The question of ebooks as textbooks keeps coming up, along with questions of why are they not common yet. There are a number of factors that I see in the delay. First and foremost, at the college level, textbooks are chosen by the professor of record, and unless they are more ebook savvy, they will most likely be doing what they have done before and going with what they know. Why might they not know about ebooks and open source options, it could be that no one told them. A common way for instructors to find out about texts is a book representative shows up and helps explain the texts that they have for their class, there isn't usually anyone doing the same for opensource textbooks. Some of this may change quickly though, as both Florida's and Texas' Departments of Education have proposed changing to all digital texts by 2013-2015. If PK-12 schools do change to a fully digital format, then students showing up to colleges will have more of an expectation and experience skill set with digital textbooks. These states, but with state textbook adoption rules, are very powerful in influencing textbook design and publication.
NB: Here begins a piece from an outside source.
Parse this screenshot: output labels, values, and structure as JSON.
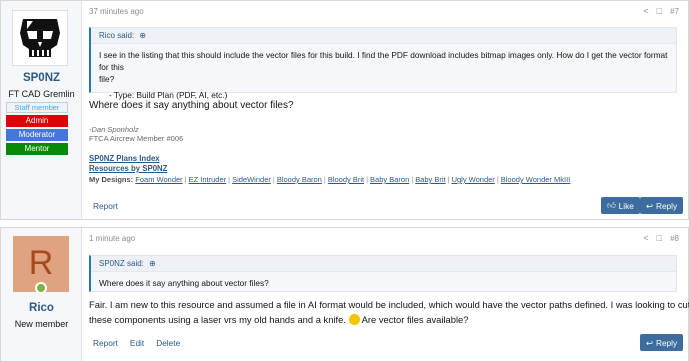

As for students needed to interact with textbooks differently than novels, that is very true. To be an effective e-textbook, students will need to have the ability to interact with the texts to do things such as take margin notes, bookmark, underline, highlight, etc.

As a side note, I'm always a bit concerned when data about ebooks from the National Association of College Stores. I'm not surprised that they report that less than 3 percent of textbook sales are digital books, but what else could that mean? It doesn't necessarily include the rented ebooks, or ebooks that students get access to with printed text, it wouldn't include at all open source texts (such as I use with my undergraduate class) as there is no sales associated with such books.

As the e-book market explodes, publishers and educators debate why e-textbooks lag behind -- and what they should even look like. Campus Technology (3/1/11) http://campustechnology.com/Articles/2011/03/01/Can-Tech-Transcend-the-Textbook.aspx?Page=5&p=1